(Collection entries)
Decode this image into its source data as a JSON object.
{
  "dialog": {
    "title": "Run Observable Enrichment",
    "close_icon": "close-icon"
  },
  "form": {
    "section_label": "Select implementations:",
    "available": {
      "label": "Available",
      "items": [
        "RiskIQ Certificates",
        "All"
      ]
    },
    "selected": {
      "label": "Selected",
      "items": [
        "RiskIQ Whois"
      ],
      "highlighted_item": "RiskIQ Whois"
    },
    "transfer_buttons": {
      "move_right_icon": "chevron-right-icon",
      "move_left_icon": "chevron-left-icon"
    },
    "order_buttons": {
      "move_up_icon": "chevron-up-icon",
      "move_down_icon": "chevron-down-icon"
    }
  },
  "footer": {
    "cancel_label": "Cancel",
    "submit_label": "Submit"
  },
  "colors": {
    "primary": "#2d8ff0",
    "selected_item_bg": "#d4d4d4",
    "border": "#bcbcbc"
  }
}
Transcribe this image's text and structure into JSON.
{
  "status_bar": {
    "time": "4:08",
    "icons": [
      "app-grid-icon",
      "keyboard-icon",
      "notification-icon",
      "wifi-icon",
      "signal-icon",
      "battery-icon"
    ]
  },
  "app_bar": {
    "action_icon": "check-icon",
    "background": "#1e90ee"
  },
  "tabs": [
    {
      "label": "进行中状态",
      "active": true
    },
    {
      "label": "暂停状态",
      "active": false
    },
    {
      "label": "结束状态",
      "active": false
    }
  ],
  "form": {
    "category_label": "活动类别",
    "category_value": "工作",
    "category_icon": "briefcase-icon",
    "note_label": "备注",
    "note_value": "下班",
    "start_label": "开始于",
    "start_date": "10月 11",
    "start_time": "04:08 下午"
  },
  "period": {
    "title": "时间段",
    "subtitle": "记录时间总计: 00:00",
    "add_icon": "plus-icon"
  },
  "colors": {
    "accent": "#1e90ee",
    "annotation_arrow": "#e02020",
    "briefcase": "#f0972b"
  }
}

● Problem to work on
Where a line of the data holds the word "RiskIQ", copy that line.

● Your response
        "RiskIQ Certificates",
        "RiskIQ Whois"
      "highlighted_item": "RiskIQ Whois"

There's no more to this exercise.